▸ **Activity**
Please retype every entry, keeping each one exactly as written.

======== Data to examine

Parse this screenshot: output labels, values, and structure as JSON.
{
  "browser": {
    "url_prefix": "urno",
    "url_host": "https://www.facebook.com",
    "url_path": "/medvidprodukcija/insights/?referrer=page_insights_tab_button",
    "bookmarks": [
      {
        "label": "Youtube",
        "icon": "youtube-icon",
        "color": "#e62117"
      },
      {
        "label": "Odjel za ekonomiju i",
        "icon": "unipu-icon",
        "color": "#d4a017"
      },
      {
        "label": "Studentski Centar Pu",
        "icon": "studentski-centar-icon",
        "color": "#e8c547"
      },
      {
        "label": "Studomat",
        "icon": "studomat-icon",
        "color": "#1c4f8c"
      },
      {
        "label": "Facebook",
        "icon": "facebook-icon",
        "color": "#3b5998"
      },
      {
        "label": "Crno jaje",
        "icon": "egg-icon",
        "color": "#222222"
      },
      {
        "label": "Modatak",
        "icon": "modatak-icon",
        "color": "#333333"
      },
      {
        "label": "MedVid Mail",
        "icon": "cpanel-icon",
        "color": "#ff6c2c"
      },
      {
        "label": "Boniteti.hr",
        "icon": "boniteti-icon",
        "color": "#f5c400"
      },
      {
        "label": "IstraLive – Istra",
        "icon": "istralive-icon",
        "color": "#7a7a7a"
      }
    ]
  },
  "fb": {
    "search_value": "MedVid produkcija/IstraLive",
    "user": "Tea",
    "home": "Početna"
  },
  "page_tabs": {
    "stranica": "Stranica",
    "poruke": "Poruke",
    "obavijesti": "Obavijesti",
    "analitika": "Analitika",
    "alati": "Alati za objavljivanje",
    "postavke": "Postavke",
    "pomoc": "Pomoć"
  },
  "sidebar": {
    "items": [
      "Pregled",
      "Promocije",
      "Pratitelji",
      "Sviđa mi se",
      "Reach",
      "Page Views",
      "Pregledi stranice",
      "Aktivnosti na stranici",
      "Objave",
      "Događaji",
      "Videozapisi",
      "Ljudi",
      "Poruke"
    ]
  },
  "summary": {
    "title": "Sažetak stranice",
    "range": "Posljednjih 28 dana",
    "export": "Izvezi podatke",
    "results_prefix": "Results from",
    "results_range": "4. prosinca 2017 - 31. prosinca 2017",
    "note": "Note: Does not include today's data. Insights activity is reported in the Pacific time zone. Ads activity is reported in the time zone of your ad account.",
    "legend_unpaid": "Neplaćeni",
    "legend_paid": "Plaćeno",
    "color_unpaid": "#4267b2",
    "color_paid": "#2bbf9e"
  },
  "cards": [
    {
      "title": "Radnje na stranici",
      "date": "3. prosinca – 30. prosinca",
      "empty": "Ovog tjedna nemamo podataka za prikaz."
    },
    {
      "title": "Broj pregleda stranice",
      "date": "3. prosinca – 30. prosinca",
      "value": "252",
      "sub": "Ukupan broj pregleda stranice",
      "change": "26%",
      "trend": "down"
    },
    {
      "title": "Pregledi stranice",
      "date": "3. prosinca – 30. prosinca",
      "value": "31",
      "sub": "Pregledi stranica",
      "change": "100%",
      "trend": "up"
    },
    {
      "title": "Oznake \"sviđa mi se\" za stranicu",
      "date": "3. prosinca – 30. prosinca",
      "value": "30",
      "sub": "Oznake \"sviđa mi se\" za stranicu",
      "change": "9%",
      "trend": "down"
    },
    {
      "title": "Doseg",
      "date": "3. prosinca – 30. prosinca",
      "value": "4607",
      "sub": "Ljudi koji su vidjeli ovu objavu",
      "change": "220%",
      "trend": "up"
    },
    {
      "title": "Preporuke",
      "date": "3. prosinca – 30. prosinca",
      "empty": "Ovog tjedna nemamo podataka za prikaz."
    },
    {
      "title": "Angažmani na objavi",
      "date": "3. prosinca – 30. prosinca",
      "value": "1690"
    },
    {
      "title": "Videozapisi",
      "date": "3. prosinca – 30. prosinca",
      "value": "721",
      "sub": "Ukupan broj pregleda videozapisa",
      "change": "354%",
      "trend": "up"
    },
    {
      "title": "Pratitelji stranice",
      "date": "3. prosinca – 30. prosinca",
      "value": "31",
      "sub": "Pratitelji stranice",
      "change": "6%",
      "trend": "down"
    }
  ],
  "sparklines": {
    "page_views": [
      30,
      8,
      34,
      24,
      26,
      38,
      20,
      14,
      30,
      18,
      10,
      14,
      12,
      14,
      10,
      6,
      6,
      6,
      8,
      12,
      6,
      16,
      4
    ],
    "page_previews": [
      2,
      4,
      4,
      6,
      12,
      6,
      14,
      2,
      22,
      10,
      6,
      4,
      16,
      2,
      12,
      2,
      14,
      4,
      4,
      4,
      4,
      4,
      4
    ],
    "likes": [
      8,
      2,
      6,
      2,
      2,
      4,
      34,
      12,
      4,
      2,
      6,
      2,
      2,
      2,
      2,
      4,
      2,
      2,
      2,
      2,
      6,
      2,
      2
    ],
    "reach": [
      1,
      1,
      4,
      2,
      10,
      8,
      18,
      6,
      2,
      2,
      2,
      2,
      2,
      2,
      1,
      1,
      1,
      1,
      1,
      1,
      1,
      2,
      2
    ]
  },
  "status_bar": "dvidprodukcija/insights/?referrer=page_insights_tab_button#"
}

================

▸ **Answer to this exercise**
Parse this screenshot: output labels, values, and structure as JSON.
{
  "browser": {
    "url_prefix": "urno",
    "url_host": "https://www.facebook.com",
    "url_path": "/medvidprodukcija/insights/?referrer=page_insights_tab_button",
    "bookmarks": [
      {
        "label": "Youtube",
        "icon": "youtube-icon",
        "color": "#e62117"
      },
      {
        "label": "Odjel za ekonomiju i",
        "icon": "unipu-icon",
        "color": "#d4a017"
      },
      {
        "label": "Studentski Centar Pu",
        "icon": "studentski-centar-icon",
        "color": "#e8c547"
      },
      {
        "label": "Studomat",
        "icon": "studomat-icon",
        "color": "#1c4f8c"
      },
      {
        "label": "Facebook",
        "icon": "facebook-icon",
        "color": "#3b5998"
      },
      {
        "label": "Crno jaje",
        "icon": "egg-icon",
        "color": "#222222"
      },
      {
        "label": "Modatak",
        "icon": "modatak-icon",
        "color": "#333333"
      },
      {
        "label": "MedVid Mail",
        "icon": "cpanel-icon",
        "color": "#ff6c2c"
      },
      {
        "label": "Boniteti.hr",
        "icon": "boniteti-icon",
        "color": "#f5c400"
      },
      {
        "label": "IstraLive – Istra",
        "icon": "istralive-icon",
        "color": "#7a7a7a"
      }
    ]
  },
  "fb": {
    "search_value": "MedVid produkcija/IstraLive",
    "user": "Tea",
    "home": "Početna"
  },
  "page_tabs": {
    "stranica": "Stranica",
    "poruke": "Poruke",
    "obavijesti": "Obavijesti",
    "analitika": "Analitika",
    "alati": "Alati za objavljivanje",
    "postavke": "Postavke",
    "pomoc": "Pomoć"
  },
  "sidebar": {
    "items": [
      "Pregled",
      "Promocije",
      "Pratitelji",
      "Sviđa mi se",
      "Reach",
      "Page Views",
      "Pregledi stranice",
      "Aktivnosti na stranici",
      "Objave",
      "Događaji",
      "Videozapisi",
      "Ljudi",
      "Poruke"
    ]
  },
  "summary": {
    "title": "Sažetak stranice",
    "range": "Posljednjih 28 dana",
    "export": "Izvezi podatke",
    "results_prefix": "Results from",
    "results_range": "4. prosinca 2017 - 31. prosinca 2017",
    "note": "Note: Does not include today's data. Insights activity is reported in the Pacific time zone. Ads activity is reported in the time zone of your ad account.",
    "legend_unpaid": "Neplaćeni",
    "legend_paid": "Plaćeno",
    "color_unpaid": "#4267b2",
    "color_paid": "#2bbf9e"
  },
  "cards": [
    {
      "title": "Radnje na stranici",
      "date": "3. prosinca – 30. prosinca",
      "empty": "Ovog tjedna nemamo podataka za prikaz."
    },
    {
      "title": "Broj pregleda stranice",
      "date": "3. prosinca – 30. prosinca",
      "value": "252",
      "sub": "Ukupan broj pregleda stranice",
      "change": "26%",
      "trend": "down"
    },
    {
      "title": "Pregledi stranice",
      "date": "3. prosinca – 30. prosinca",
      "value": "31",
      "sub": "Pregledi stranica",
      "change": "100%",
      "trend": "up"
    },
    {
      "title": "Oznake \"sviđa mi se\" za stranicu",
      "date": "3. prosinca – 30. prosinca",
      "value": "30",
      "sub": "Oznake \"sviđa mi se\" za stranicu",
      "change": "9%",
      "trend": "down"
    },
    {
      "title": "Doseg",
      "date": "3. prosinca – 30. prosinca",
      "value": "4607",
      "sub": "Ljudi koji su vidjeli ovu objavu",
      "change": "220%",
      "trend": "up"
    },
    {
      "title": "Preporuke",
      "date": "3. prosinca – 30. prosinca",
      "empty": "Ovog tjedna nemamo podataka za prikaz."
    },
    {
      "title": "Angažmani na objavi",
      "date": "3. prosinca – 30. prosinca",
      "value": "1690"
    },
    {
      "title": "Videozapisi",
      "date": "3. prosinca – 30. prosinca",
      "value": "721",
      "sub": "Ukupan broj pregleda videozapisa",
      "change": "354%",
      "trend": "up"
    },
    {
      "title": "Pratitelji stranice",
      "date": "3. prosinca – 30. prosinca",
      "value": "31",
      "sub": "Pratitelji stranice",
      "change": "6%",
      "trend": "down"
    }
  ],
  "sparklines": {
    "page_views": [
      30,
      8,
      34,
      24,
      26,
      38,
      20,
      14,
      30,
      18,
      10,
      14,
      12,
      14,
      10,
      6,
      6,
      6,
      8,
      12,
      6,
      16,
      4
    ],
    "page_previews": [
      2,
      4,
      4,
      6,
      12,
      6,
      14,
      2,
      22,
      10,
      6,
      4,
      16,
      2,
      12,
      2,
      14,
      4,
      4,
      4,
      4,
      4,
      4
    ],
    "likes": [
      8,
      2,
      6,
      2,
      2,
      4,
      34,
      12,
      4,
      2,
      6,
      2,
      2,
      2,
      2,
      4,
      2,
      2,
      2,
      2,
      6,
      2,
      2
    ],
    "reach": [
      1,
      1,
      4,
      2,
      10,
      8,
      18,
      6,
      2,
      2,
      2,
      2,
      2,
      2,
      1,
      1,
      1,
      1,
      1,
      1,
      1,
      2,
      2
    ]
  },
  "status_bar": "dvidprodukcija/insights/?referrer=page_insights_tab_button#"
}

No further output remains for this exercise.